**Task objective**
Every line of the data below needs to be reproduced exactly.

Supplied data section start

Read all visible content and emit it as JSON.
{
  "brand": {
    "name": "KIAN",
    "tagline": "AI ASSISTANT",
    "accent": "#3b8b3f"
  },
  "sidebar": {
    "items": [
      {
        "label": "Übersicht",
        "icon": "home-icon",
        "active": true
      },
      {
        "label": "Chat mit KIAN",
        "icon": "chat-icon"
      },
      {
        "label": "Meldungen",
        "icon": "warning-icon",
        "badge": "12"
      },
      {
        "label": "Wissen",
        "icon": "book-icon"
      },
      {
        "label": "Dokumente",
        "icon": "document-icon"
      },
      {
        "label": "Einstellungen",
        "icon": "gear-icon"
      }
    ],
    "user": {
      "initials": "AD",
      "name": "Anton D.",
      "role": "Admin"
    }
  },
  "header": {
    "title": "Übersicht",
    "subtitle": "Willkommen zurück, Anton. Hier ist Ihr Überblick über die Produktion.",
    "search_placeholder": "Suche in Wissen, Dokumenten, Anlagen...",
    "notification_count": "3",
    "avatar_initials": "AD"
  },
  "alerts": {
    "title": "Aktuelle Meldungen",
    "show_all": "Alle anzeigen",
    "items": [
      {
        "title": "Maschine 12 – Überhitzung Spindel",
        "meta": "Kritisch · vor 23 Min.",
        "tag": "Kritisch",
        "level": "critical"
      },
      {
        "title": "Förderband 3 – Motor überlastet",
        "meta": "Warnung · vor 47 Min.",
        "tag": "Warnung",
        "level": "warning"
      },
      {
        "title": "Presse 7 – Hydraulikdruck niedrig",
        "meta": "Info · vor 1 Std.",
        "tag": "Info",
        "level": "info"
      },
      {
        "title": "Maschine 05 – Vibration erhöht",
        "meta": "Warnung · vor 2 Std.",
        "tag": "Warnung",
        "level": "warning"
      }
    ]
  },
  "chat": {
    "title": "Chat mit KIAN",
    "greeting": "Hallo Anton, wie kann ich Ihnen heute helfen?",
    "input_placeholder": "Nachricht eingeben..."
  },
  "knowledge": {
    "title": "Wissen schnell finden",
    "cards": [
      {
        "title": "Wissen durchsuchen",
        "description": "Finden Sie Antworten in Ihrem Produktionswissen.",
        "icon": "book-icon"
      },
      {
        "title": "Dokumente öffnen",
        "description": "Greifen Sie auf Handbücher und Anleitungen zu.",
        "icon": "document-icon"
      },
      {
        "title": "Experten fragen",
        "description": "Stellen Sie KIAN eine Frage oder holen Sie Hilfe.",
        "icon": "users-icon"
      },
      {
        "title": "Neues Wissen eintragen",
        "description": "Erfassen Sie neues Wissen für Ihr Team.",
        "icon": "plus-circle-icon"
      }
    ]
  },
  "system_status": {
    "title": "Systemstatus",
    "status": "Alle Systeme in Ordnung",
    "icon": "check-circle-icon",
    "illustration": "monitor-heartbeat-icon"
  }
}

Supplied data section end

**Reply**
Read all visible content and emit it as JSON.
{
  "brand": {
    "name": "KIAN",
    "tagline": "AI ASSISTANT",
    "accent": "#3b8b3f"
  },
  "sidebar": {
    "items": [
      {
        "label": "Übersicht",
        "icon": "home-icon",
        "active": true
      },
      {
        "label": "Chat mit KIAN",
        "icon": "chat-icon"
      },
      {
        "label": "Meldungen",
        "icon": "warning-icon",
        "badge": "12"
      },
      {
        "label": "Wissen",
        "icon": "book-icon"
      },
      {
        "label": "Dokumente",
        "icon": "document-icon"
      },
      {
        "label": "Einstellungen",
        "icon": "gear-icon"
      }
    ],
    "user": {
      "initials": "AD",
      "name": "Anton D.",
      "role": "Admin"
    }
  },
  "header": {
    "title": "Übersicht",
    "subtitle": "Willkommen zurück, Anton. Hier ist Ihr Überblick über die Produktion.",
    "search_placeholder": "Suche in Wissen, Dokumenten, Anlagen...",
    "notification_count": "3",
    "avatar_initials": "AD"
  },
  "alerts": {
    "title": "Aktuelle Meldungen",
    "show_all": "Alle anzeigen",
    "items": [
      {
        "title": "Maschine 12 – Überhitzung Spindel",
        "meta": "Kritisch · vor 23 Min.",
        "tag": "Kritisch",
        "level": "critical"
      },
      {
        "title": "Förderband 3 – Motor überlastet",
        "meta": "Warnung · vor 47 Min.",
        "tag": "Warnung",
        "level": "warning"
      },
      {
        "title": "Presse 7 – Hydraulikdruck niedrig",
        "meta": "Info · vor 1 Std.",
        "tag": "Info",
        "level": "info"
      },
      {
        "title": "Maschine 05 – Vibration erhöht",
        "meta": "Warnung · vor 2 Std.",
        "tag": "Warnung",
        "level": "warning"
      }
    ]
  },
  "chat": {
    "title": "Chat mit KIAN",
    "greeting": "Hallo Anton, wie kann ich Ihnen heute helfen?",
    "input_placeholder": "Nachricht eingeben..."
  },
  "knowledge": {
    "title": "Wissen schnell finden",
    "cards": [
      {
        "title": "Wissen durchsuchen",
        "description": "Finden Sie Antworten in Ihrem Produktionswissen.",
        "icon": "book-icon"
      },
      {
        "title": "Dokumente öffnen",
        "description": "Greifen Sie auf Handbücher und Anleitungen zu.",
        "icon": "document-icon"
      },
      {
        "title": "Experten fragen",
        "description": "Stellen Sie KIAN eine Frage oder holen Sie Hilfe.",
        "icon": "users-icon"
      },
      {
        "title": "Neues Wissen eintragen",
        "description": "Erfassen Sie neues Wissen für Ihr Team.",
        "icon": "plus-circle-icon"
      }
    ]
  },
  "system_status": {
    "title": "Systemstatus",
    "status": "Alle Systeme in Ordnung",
    "icon": "check-circle-icon",
    "illustration": "monitor-heartbeat-icon"
  }
}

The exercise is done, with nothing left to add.